» TASK INSTRUCTIONS
For the string "about", search the entries below and copy every line where it appears.

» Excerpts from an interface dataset
....................

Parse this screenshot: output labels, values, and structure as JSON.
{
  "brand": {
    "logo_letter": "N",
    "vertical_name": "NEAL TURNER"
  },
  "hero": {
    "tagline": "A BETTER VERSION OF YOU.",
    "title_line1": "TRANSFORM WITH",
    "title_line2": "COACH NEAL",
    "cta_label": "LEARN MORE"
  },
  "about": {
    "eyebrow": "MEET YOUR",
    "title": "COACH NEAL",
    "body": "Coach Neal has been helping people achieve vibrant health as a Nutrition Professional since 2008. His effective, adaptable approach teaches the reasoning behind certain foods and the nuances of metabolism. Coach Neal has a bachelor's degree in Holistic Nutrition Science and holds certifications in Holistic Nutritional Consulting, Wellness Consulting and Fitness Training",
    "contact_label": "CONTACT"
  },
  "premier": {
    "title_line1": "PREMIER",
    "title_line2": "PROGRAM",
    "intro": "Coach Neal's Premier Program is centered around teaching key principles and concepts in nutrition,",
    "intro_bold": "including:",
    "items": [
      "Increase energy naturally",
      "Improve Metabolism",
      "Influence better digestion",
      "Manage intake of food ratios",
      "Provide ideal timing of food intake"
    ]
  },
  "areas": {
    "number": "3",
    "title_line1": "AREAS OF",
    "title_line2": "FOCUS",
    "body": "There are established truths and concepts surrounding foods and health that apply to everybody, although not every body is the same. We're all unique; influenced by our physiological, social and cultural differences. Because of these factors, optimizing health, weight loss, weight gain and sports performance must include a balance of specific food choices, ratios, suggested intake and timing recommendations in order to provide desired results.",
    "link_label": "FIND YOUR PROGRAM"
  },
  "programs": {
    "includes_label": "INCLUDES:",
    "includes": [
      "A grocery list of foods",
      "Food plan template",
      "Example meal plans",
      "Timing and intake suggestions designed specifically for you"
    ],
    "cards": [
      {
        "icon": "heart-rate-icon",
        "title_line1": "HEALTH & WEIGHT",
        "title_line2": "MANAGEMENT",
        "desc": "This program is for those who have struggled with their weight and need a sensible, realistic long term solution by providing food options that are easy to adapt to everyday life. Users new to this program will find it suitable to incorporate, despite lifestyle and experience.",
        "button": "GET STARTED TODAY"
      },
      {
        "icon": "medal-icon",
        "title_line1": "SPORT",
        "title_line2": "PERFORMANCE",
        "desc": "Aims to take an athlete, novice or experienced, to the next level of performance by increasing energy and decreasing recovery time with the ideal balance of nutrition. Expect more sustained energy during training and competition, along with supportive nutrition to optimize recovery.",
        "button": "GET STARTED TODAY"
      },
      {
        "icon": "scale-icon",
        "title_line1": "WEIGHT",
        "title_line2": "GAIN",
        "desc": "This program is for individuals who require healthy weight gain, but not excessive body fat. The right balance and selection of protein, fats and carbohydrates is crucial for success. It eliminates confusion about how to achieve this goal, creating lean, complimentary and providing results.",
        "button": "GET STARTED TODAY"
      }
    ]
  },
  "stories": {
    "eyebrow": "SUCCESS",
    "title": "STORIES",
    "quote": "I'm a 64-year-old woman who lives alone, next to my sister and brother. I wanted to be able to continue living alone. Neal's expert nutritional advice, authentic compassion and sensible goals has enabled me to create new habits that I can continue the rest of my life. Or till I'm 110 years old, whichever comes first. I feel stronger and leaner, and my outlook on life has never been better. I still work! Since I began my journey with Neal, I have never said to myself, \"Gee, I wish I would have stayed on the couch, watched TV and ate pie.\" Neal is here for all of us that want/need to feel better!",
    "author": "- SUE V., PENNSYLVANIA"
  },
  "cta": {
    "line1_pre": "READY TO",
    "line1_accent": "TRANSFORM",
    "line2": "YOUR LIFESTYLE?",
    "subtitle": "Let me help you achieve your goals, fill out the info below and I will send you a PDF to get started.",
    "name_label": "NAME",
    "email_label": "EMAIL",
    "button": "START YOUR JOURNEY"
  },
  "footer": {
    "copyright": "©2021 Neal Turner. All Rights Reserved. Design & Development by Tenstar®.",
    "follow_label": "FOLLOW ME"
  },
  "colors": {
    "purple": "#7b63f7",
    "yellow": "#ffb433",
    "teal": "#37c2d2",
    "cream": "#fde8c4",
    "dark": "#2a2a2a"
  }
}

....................

» TASK SOLUTION
  "about": {
        "desc": "This program is for individuals who require healthy weight gain, but not excessive body fat. The right balance and selection of protein, fats and carbohydrates is crucial for success. It eliminates confusion about how to achieve this goal, creating lean, complimentary and providing results.",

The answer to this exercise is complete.